Almost all of the streaks were male-dominated but, as the trend continued, increasingly more women got involved. Eighty young women joined a streak at UNC-Greensboro, and 20 ran in the buff at Queens College in Charlotte. At St. Mary’s Junior College in Raleigh — where students made an annual tradition of visiting the school president’s home to sing “Happy Birthday” to him — they serenaded him in the nude. Newspapers reported that the president, the Rev. Frank Pisani, “stood at the door for a moment, then went back in and saw to it that the infirmary issued more cold pills the next morning.”
At Wake Forest University — where students unofficially adopted the nickname “The Streakin’ Deacons” during the fad’s heyday — student body president Beth Daniels participated in two streaks on campus. It was really no big deal, she says, but for the first streak, she admits she was nervous that the young man driving the getaway car might not show up, leaving her and six other women out in the cold without any clothes.
“He had to swear on 10 stacks of Bibles he would be waiting at the parking lot for us,” says Daniels, now an attorney in Florida.
Streaking became so prominent that even North Carolina’s arch-conservative U.S. senator, Jesse Helms, weighed in on the topic, suggesting in a letter to his constituents that streakers should be herded into their respective schools’ football stadiums, where they would periodically be doused with cold water until their parents came to pick them up. Helms later conceded no college was likely to act on his suggestion, “but if it were done, I don’t believe there would be any more streaking,” he said.
As it turned out, streaking gradually began to disappear on college campuses and was all but gone as a campus fad by the end of the 1974 spring semester. Despite the outcry streaking caused in certain circles, it is mostly remembered as a harmless activity carried out largely by carefree college students who were just looking for fun.
That’s the way Dwight Sparks chooses to remember his mad dash across the quad at Western Carolina the night he sprang from the backseat of a car, ran about 10 steps, then looked back and grinned at his buddies.
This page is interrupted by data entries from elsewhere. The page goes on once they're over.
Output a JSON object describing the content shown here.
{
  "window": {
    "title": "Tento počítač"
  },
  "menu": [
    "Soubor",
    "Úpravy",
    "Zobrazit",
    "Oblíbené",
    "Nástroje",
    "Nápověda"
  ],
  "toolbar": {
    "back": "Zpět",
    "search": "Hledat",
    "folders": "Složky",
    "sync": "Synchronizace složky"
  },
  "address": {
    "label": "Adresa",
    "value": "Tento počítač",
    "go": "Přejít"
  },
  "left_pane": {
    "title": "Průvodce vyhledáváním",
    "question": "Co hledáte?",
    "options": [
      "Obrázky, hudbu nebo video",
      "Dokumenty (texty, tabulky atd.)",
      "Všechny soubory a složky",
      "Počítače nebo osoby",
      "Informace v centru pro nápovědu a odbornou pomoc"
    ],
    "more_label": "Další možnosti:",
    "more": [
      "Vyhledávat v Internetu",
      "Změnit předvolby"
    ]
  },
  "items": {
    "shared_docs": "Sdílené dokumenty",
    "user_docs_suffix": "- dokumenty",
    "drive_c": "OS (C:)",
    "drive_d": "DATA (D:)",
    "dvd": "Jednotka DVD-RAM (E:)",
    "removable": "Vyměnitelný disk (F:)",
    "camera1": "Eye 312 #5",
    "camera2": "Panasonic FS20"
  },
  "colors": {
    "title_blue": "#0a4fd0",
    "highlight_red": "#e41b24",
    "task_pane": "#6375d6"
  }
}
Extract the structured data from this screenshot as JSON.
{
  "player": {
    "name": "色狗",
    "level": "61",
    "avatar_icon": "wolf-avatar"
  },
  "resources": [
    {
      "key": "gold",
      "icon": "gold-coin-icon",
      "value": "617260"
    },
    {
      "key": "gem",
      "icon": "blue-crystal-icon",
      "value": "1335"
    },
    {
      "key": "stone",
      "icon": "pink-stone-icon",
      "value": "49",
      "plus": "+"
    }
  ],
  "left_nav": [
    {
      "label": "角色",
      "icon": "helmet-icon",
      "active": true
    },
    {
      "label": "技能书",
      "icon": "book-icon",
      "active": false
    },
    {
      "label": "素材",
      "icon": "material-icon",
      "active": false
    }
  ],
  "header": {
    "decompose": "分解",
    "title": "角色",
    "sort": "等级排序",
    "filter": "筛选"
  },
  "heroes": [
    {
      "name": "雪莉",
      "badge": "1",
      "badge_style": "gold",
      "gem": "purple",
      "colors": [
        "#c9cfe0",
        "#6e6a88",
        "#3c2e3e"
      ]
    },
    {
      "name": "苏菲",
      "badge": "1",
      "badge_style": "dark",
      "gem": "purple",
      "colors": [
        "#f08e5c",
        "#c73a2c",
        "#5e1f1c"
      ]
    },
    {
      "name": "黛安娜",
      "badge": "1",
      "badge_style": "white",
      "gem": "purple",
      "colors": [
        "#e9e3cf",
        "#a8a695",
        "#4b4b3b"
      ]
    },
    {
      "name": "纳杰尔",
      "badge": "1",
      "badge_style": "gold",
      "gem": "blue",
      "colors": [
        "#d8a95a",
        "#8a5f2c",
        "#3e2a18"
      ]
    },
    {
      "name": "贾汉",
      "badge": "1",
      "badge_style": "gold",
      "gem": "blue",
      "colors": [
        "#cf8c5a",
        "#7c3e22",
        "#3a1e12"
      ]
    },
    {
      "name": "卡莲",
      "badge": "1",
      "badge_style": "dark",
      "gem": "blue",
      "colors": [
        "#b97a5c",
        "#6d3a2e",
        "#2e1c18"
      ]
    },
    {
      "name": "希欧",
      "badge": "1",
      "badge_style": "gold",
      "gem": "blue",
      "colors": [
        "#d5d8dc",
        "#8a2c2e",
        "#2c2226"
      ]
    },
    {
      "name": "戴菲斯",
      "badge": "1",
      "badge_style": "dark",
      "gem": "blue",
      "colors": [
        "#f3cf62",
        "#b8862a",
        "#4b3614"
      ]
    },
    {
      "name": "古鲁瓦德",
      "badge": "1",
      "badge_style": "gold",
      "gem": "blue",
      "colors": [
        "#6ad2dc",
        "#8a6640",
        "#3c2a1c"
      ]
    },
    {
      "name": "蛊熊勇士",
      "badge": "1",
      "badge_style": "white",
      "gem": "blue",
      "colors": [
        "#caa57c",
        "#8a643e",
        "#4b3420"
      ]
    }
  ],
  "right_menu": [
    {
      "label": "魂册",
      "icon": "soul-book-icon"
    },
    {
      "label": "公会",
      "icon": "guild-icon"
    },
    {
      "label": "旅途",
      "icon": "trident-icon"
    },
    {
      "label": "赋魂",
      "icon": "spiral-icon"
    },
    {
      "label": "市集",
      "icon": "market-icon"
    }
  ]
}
He even penned a column about his streak for his newspaper, The Clemmons Courier, in which he concluded, “As President George W. Bush once said, ‘When I was young and stupid, I was young and stupid.’ ”
Forty years later, though, he still looks back and grins.